[Exercise directions] Pull from the data below each line where the word "tminderwertig" occurs, and copy it.

[Record extracts]
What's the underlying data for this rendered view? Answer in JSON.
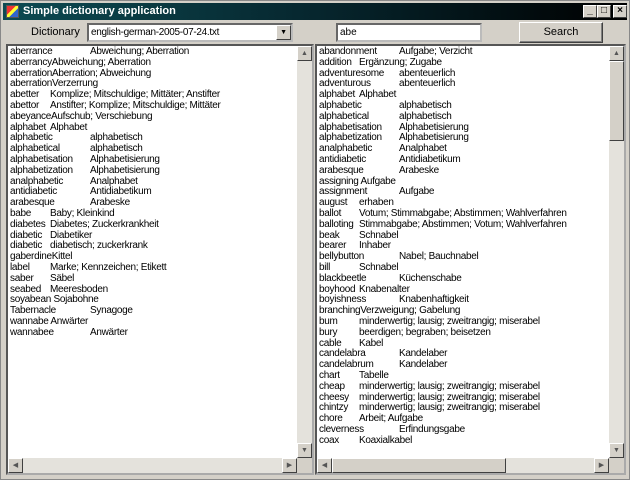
{
  "window": {
    "title": "Simple dictionary application"
  },
  "toolbar": {
    "dictionary_label": "Dictionary",
    "dictionary_value": "english-german-2005-07-24.txt",
    "search_value": "abe",
    "search_button": "Search"
  },
  "left_list": [
    "aberrance\tAbweichung; Aberration",
    "aberrancyAbweichung; Aberration",
    "aberrationAberration; Abweichung",
    "aberrationVerzerrung",
    "abetter\tKomplize; Mitschuldige; Mittäter; Anstifter",
    "abettor\tAnstifter; Komplize; Mitschuldige; Mittäter",
    "abeyanceAufschub; Verschiebung",
    "alphabet\tAlphabet",
    "alphabetic\talphabetisch",
    "alphabetical\talphabetisch",
    "alphabetisation\tAlphabetisierung",
    "alphabetization\tAlphabetisierung",
    "analphabetic\tAnalphabet",
    "antidiabetic\tAntidiabetikum",
    "arabesque\tArabeske",
    "babe\tBaby; Kleinkind",
    "diabetes\tDiabetes; Zuckerkrankheit",
    "diabetic\tDiabetiker",
    "diabetic\tdiabetisch; zuckerkrank",
    "gaberdineKittel",
    "label\tMarke; Kennzeichen; Etikett",
    "saber\tSäbel",
    "seabed\tMeeresboden",
    "soyabean Sojabohne",
    "Tabernacle\tSynagoge",
    "wannabe Anwärter",
    "wannabee\tAnwärter"
  ],
  "right_list": [
    "abandonment\tAufgabe; Verzicht",
    "addition\tErgänzung; Zugabe",
    "adventuresome\tabenteuerlich",
    "adventurous\tabenteuerlich",
    "alphabet\tAlphabet",
    "alphabetic\talphabetisch",
    "alphabetical\talphabetisch",
    "alphabetisation\tAlphabetisierung",
    "alphabetization\tAlphabetisierung",
    "analphabetic\tAnalphabet",
    "antidiabetic\tAntidiabetikum",
    "arabesque\tArabeske",
    "assigning Aufgabe",
    "assignment\tAufgabe",
    "august\terhaben",
    "ballot\tVotum; Stimmabgabe; Abstimmen; Wahlverfahren",
    "balloting\tStimmabgabe; Abstimmen; Votum; Wahlverfahren",
    "beak\tSchnabel",
    "bearer\tInhaber",
    "bellybutton\tNabel; Bauchnabel",
    "bill\tSchnabel",
    "blackbeetle\tKüchenschabe",
    "boyhood\tKnabenalter",
    "boyishness\tKnabenhaftigkeit",
    "branchingVerzweigung; Gabelung",
    "bum\tminderwertig; lausig; zweitrangig; miserabel",
    "bury\tbeerdigen; begraben; beisetzen",
    "cable\tKabel",
    "candelabra\tKandelaber",
    "candelabrum\tKandelaber",
    "chart\tTabelle",
    "cheap\tminderwertig; lausig; zweitrangig; miserabel",
    "cheesy\tminderwertig; lausig; zweitrangig; miserabel",
    "chintzy\tminderwertig; lausig; zweitrangig; miserabel",
    "chore\tArbeit; Aufgabe",
    "cleverness\tErfindungsgabe",
    "coax\tKoaxialkabel"
  ],
  "icons": {
    "minimize": "_",
    "maximize": "□",
    "close": "×",
    "up": "▲",
    "down": "▼",
    "left": "◀",
    "right": "▶"
  }
}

[Solution for this problem]
    "bum\tminderwertig; lausig; zweitrangig; miserabel",
    "cheap\tminderwertig; lausig; zweitrangig; miserabel",
    "cheesy\tminderwertig; lausig; zweitrangig; miserabel",
    "chintzy\tminderwertig; lausig; zweitrangig; miserabel",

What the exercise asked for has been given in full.